BEGIN EXTRACTED INFORMATION

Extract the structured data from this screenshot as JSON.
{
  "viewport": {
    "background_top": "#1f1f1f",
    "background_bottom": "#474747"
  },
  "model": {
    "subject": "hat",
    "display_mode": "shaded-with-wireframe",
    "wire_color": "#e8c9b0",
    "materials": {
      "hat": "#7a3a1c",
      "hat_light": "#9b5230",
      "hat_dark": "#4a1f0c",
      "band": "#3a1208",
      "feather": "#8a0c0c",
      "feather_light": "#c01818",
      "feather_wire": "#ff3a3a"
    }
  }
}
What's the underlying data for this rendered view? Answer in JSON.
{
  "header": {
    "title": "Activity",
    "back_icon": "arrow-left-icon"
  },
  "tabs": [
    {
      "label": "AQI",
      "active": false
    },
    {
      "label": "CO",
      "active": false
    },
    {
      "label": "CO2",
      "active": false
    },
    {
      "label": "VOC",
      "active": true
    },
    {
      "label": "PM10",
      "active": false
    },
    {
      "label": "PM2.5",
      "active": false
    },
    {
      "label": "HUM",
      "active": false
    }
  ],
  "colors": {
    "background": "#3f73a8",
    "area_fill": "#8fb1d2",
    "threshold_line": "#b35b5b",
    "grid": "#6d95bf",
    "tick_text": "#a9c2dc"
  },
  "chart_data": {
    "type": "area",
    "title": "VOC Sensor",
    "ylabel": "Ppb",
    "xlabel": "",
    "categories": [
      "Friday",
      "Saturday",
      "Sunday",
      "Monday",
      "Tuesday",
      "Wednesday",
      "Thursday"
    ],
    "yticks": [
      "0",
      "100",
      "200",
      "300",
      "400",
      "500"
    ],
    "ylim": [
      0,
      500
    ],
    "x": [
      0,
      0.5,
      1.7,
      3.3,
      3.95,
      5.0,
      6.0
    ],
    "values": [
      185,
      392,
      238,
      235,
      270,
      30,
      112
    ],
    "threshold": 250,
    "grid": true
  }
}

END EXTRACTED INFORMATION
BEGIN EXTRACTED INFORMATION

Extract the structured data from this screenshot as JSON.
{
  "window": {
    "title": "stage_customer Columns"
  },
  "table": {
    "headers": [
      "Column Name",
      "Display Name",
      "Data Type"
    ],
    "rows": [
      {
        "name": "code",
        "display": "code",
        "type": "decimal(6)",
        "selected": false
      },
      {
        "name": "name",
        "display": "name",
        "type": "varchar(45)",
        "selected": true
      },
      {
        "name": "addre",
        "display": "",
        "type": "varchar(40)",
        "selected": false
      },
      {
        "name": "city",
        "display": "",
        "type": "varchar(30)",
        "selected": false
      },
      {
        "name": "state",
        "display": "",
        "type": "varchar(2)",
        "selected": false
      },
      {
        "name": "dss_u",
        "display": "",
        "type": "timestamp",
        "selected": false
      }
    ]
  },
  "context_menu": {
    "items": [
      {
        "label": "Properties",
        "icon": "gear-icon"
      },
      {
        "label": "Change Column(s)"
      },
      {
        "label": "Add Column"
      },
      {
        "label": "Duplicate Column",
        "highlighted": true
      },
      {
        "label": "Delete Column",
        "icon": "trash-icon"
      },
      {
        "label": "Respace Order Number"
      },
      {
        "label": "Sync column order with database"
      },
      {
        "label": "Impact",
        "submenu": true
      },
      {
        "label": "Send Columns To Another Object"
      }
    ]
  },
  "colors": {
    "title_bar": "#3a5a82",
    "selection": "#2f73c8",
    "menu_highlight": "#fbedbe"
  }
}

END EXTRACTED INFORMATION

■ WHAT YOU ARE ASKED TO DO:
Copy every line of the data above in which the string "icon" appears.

■ OUTPUT FOR THIS EXERCISE:
    "back_icon": "arrow-left-icon"
        "icon": "gear-icon"
        "icon": "trash-icon"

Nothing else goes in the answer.